Do you know about the bees? John Hurt knows about the bees. Bees are disappearing fast, and Markus Imhoof's idiosyncratic documentary More Than Honey doesn't exactly know why. What it does know is that the bees are important, not to mention fascinating, and that without them, we categorically will not be okay.
More Than Honey opens with a hive of bees shot in dewy soft-lensed super macro, and ends with another hive ascending triumphantly into space, rendered surrealistically in CGI. In between, there are stupefying bees-eye-view sequences wherein the camera flies beside journeying bees, which are apparently not CG but some kind of natural magic (bee mounted nano go pros!?) and a number of moments of in-hive surveillance, wherein we are made witness to grotesquely detailed parasitic infestations and moments of bee cannibalism. Above all else then the film is a visual treat, a menagerie of bee imagery captured in interesting, delectable ways.
Beyond this though, it is a more difficult animal (insect) to pin. More Than Honey is much less of a preachy, angry polemical about what us terrible humans are doing to the angelic little bees than might be expected. Mostly, it is a slightly quirky cross section of the eccentric individuals involved with the bee society. Imhoof, whose family have a history of bee keeping, lends part explanatory, part inquisitive narration to the aforementioned John Hurt, who reads it pensively and nostalgically as the film looks at those who interact with bees, and how this might be causing their, and our, demise.
Imhoof looks at both ends of the scale of beekeeping. First, the quaintly eccentric mountain dwelling beekeeper who at one point rambles questionably about "half-caste" bees, and in another transforms into a quietly terrifying despot wherein he talks directly to a "two-timing" queen, telling her "that's what happens when you seek pleasure elsewhere," before crushing her with his nail. If parallels are to be drawn between bee and human societies, in this case it is best to not get involved.
From this, in a documentary unafriad to wander, Imhoof looks to another small time group, a pair who breed Queens for sale, then ship them live in wooden containers across the seas, coming off as interfering but entrepreneurial overseers. "Is this natural?" is a question Imhoof refrains from asking, but from watching the audience autonomously will ask. As contrast, More Than Money moves to the large scale equivalent, industrial scale beekeeping and honey extracting with a American beekeeper who takes a swarm around in a truck, selling their services to farmers in need of their pollenation services. Truck as vehicular brothel then. Another parallel best left alone.
There are some expected dramatics - when Hurt announces that "they are dying as a result of the success of our civilisation," he sounds like he is doing a skewiff impression of David Attenborough, reaching heights of spiel than the great naturist would never stoop to - but mostly Imhoof's tone is curious and concerned rather than outraged. His contributors provide the hyperbolic proclamations, which is exactly what you want as a doc-maker. "There are two motivations in the world, that's fear and greed my friend," evinces the American beekeeper, who knows his methods are destructive but knows just as well that the ruthlessly profit-led system in which he works requires it to be. Footage of mechanised beekeeping, the churning and crushing of motorised honey extractors, bees battered everywhere, does more to elucidate man's systemic destruction of bee environments than words can. As does the shame on the beekeeper's face when he unloads the hundreds of dead bees lost during transit.

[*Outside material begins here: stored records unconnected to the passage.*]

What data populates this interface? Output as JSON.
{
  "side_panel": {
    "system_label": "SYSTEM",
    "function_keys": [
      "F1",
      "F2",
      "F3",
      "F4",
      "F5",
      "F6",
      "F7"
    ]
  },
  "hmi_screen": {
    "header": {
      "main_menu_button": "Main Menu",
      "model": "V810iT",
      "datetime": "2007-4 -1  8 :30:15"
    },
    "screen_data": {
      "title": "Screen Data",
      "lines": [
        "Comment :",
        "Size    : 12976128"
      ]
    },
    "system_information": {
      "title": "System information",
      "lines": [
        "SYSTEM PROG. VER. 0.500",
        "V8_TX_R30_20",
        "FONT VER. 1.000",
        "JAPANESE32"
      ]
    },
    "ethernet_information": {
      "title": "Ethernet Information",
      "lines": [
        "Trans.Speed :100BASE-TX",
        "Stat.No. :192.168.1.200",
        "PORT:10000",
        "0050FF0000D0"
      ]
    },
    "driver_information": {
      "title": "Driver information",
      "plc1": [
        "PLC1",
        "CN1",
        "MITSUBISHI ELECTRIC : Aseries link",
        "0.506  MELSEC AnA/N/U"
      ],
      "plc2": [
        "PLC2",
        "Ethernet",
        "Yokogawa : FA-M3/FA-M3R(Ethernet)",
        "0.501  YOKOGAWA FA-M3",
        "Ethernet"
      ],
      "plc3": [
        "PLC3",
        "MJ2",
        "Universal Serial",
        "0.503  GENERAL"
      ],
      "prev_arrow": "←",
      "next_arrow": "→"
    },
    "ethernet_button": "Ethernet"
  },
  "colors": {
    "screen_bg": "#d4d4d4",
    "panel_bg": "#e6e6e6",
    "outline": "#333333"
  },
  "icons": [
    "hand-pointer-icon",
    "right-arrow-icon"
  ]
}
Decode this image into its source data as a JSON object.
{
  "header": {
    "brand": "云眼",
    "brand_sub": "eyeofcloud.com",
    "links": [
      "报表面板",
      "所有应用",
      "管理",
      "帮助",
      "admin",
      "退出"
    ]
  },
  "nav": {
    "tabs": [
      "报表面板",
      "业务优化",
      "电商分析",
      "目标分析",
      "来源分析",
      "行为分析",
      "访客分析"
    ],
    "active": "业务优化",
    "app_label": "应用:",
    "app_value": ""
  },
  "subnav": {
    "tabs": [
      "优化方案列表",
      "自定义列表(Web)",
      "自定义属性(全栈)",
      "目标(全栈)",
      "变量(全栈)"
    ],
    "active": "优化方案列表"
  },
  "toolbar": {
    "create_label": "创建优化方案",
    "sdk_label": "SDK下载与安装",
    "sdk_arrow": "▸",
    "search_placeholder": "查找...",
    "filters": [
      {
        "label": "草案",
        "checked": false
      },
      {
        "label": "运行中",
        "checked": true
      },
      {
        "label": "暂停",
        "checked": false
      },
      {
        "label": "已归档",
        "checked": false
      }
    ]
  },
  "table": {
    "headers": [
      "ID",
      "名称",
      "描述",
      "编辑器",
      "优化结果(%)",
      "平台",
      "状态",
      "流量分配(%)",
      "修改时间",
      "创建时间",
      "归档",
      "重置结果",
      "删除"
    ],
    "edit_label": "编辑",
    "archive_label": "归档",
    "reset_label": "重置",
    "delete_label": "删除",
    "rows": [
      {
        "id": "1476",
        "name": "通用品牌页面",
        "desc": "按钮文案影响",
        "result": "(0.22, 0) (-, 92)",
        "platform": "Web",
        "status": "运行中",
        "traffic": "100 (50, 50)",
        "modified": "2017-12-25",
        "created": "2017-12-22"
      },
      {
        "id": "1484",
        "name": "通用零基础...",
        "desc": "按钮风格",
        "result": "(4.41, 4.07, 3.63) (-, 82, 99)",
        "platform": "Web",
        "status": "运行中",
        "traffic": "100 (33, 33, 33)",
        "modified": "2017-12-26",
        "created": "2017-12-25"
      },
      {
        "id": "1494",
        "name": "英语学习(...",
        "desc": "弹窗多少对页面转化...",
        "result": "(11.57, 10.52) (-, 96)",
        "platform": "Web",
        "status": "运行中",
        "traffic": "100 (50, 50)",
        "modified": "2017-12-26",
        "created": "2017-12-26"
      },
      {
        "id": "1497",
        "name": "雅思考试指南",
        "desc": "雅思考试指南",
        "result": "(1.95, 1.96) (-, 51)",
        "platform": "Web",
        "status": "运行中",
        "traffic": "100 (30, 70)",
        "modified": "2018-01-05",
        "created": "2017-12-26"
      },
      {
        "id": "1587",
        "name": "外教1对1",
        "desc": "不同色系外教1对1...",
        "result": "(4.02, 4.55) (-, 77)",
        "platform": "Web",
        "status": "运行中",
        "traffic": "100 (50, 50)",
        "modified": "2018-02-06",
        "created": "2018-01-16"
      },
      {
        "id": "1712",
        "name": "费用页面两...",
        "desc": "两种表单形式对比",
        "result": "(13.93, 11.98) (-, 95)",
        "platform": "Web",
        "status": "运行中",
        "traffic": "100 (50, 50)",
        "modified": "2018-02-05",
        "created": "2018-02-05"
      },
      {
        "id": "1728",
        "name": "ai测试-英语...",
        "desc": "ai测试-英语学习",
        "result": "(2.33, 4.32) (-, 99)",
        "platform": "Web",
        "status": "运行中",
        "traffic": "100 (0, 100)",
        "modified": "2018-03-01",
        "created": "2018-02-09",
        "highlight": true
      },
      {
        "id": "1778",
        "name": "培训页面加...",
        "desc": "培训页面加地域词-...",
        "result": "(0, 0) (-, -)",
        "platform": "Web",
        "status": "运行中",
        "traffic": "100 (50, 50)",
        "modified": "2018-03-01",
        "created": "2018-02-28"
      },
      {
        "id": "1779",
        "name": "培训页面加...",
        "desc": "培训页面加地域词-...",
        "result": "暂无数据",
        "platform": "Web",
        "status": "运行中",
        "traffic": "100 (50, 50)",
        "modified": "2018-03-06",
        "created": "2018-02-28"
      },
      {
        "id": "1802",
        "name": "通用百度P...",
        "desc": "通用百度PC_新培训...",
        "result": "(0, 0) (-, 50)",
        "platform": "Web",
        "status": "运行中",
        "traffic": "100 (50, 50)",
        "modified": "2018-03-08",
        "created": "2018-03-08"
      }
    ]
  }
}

The most haunting sequence is in China, where Imhoof looks at areas where the bees have been eviscerated already. There is no stronger visual argument for the preservation of beekind than the image of Chinese farmers manually pollinating wilting flowers amidst a barren grey landscape. If unclear, More than Honey is film of images more than ideas, and is best when Imhoof is able to show rather than tell. Scientists don't know exactly why the bees are going; pesticides, parasitic infestation, genetic weaknesses, human shipping, handling and mistreatment all play a part, it is revealed, but even those bees free of malevolent human influence are suffering. What Imhoof does know is that it matters, and his documentary is most effective in showing this though his images.
More Than Honey ends up by looking at the African bee, the bigger, stronger bee that was the cause of all those absurd 'killer bee' headlines in America a number of years ago. He visits - in a decidedly cross-continental documentary - another bee-person, a Phoenix based beekeeper who removes African bee hives that have found their way into America. Unlike the mountainous beekeepers who handle the regular bees, this man wears a protecting suit. Imhoof's point of hope comes from the survival story of these alpha-bees, those who escape, roam and prosper on their own. The "killer" African bee is far more immune to the various plights of the weaker regular bee, and as such it is majestically off into space he goes.